### Exercise aim
Which lines in the records below contain the word "注册成功"? Report each of them.

### Extracted records
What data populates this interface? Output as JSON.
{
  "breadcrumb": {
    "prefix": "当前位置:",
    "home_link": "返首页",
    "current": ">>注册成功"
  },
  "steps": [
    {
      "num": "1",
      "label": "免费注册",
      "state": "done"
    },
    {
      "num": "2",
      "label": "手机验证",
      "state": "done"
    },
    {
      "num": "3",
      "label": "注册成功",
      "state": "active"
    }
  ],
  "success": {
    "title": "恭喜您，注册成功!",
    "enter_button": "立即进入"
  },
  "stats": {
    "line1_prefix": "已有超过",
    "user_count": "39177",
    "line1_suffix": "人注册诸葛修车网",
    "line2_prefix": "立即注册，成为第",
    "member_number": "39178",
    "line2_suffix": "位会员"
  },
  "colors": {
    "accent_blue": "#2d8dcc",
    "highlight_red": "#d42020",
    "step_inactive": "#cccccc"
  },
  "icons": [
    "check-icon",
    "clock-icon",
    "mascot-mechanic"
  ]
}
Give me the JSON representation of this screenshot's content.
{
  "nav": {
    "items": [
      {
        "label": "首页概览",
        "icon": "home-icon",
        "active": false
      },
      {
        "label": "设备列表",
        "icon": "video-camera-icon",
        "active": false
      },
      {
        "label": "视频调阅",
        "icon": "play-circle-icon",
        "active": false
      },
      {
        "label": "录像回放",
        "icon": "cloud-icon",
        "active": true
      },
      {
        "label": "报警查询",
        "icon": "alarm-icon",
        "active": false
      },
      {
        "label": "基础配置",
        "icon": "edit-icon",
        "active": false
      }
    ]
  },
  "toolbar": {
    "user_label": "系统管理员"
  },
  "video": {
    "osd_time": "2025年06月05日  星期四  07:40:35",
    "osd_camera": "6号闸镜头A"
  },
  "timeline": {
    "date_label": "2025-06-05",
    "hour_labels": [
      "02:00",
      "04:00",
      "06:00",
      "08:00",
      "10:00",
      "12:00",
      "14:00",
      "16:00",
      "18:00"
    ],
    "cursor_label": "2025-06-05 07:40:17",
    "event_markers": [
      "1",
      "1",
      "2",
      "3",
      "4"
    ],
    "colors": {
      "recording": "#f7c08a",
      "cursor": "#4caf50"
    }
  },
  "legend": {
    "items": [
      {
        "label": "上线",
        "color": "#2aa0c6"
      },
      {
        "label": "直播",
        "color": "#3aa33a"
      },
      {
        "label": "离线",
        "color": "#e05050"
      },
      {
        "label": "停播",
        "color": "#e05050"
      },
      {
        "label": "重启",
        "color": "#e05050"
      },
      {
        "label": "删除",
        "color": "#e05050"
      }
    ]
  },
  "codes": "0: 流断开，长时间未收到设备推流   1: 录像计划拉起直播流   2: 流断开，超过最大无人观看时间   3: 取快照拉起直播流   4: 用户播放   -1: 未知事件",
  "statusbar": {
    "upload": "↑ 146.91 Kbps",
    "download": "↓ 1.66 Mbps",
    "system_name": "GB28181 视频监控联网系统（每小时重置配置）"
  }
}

### Answer to the exercise
    "current": ">>注册成功"
      "label": "注册成功",
    "title": "恭喜您，注册成功!",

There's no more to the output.